Godzilla: King of the Monsters
by Hope Madden and George Wolf
Must we destroy everything that challenges us, or is humanity’s only salvation an intentional and aggressive thinning of our herd?
Or is there another way?
Nope, this is not the plot of the last two Avengers movies. Well, I mean, it is, but it’s also the basic underpinning of the monster movie that has always had societal anxieties on its mind.
Born in 1954 of a society reeling from nuclear annihilation, Godzilla was a parable of a world in need of a new god to save it from war and science. Sixty five years later, Godzilla: King of the Monsters recognizes that it’s not just the military and scientists who are destroying us. It’s all of us.
Columbus, Ohio’s own Michael Dougherty (Trick r’ Treat) takes the reins of the king of all kaiju franchises, grounding tensions in family drama and bombarding the audience with monsters, explosions, nuclear monsters, nuclear explosions, good-sized leaps of logic and so much nonsensical dialog.
Kyle Chandler is the handsome, damaged, underwhelming white guy at the center of things. Lucky, because the rest of the cast—primarily women and people of color—can’t quite figure out how to move forward without him to articulate the plan for them.
They talk about it a lot, though. Even when machines are in the midst of exploding, someone has the good sense to tell us, “Something’s wrong!”
When people aren’t droning on with exposition and explanation, we’re treated to plenty monster on monster action—exactly what Gareth Edwards’s 2014 Godzilla did so well. Unfortunately, for all the very cool Titans that director/co-writer Dougherty has to work with, he can’t create a thrilling fight sequence. There are lots of loud noises, plenty of toothy close ups and bright lights galore, but as for distinguishable monster bodies following a logical battle trajectory – nope.
In fact, repeated mentions of activity on “Skull Island” only remind you of the tonal and visual bullseye of Kong: Skull Island, a comparison that does not work in this Godzilla‘s favor.

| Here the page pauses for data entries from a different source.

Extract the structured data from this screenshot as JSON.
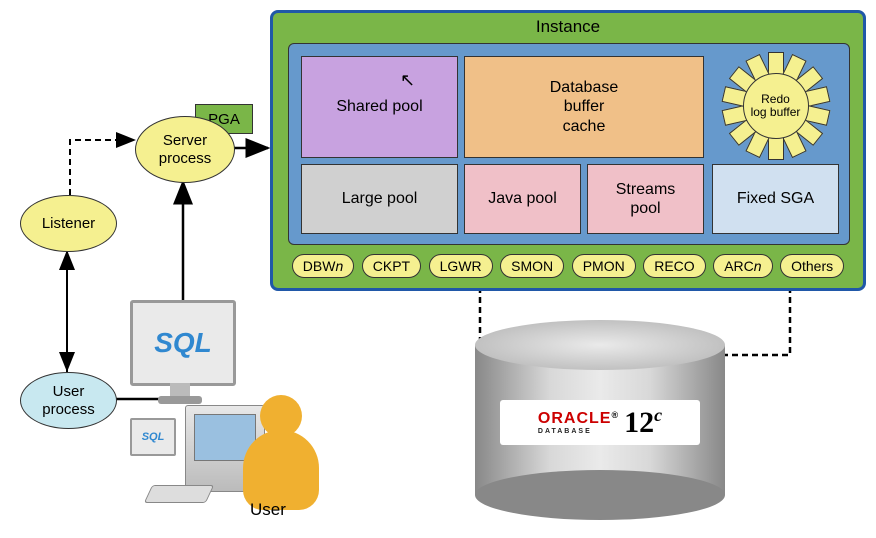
{
  "instance": {
    "title": "Instance",
    "sga": {
      "shared_pool": "Shared pool",
      "db_buffer_cache": "Database\nbuffer\ncache",
      "redo_log_buffer": "Redo\nlog buffer",
      "large_pool": "Large pool",
      "java_pool": "Java pool",
      "streams_pool": "Streams\npool",
      "fixed_sga": "Fixed SGA"
    },
    "bg_processes": [
      "DBWn",
      "CKPT",
      "LGWR",
      "SMON",
      "PMON",
      "RECO",
      "ARCn",
      "Others"
    ]
  },
  "nodes": {
    "pga": "PGA",
    "server_process": "Server\nprocess",
    "listener": "Listener",
    "user_process": "User\nprocess",
    "user_label": "User"
  },
  "workstation": {
    "sql_big": "SQL",
    "sql_small": "SQL"
  },
  "database": {
    "brand": "ORACLE",
    "brand_sub": "DATABASE",
    "version": "12",
    "version_suffix": "c"
  }
}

Longtime kaiju aficionados should appreciate Dougherty’s clear respect for genre history – as well as Bear McCreary’s wonderfully retro score – but this new King is just treading water.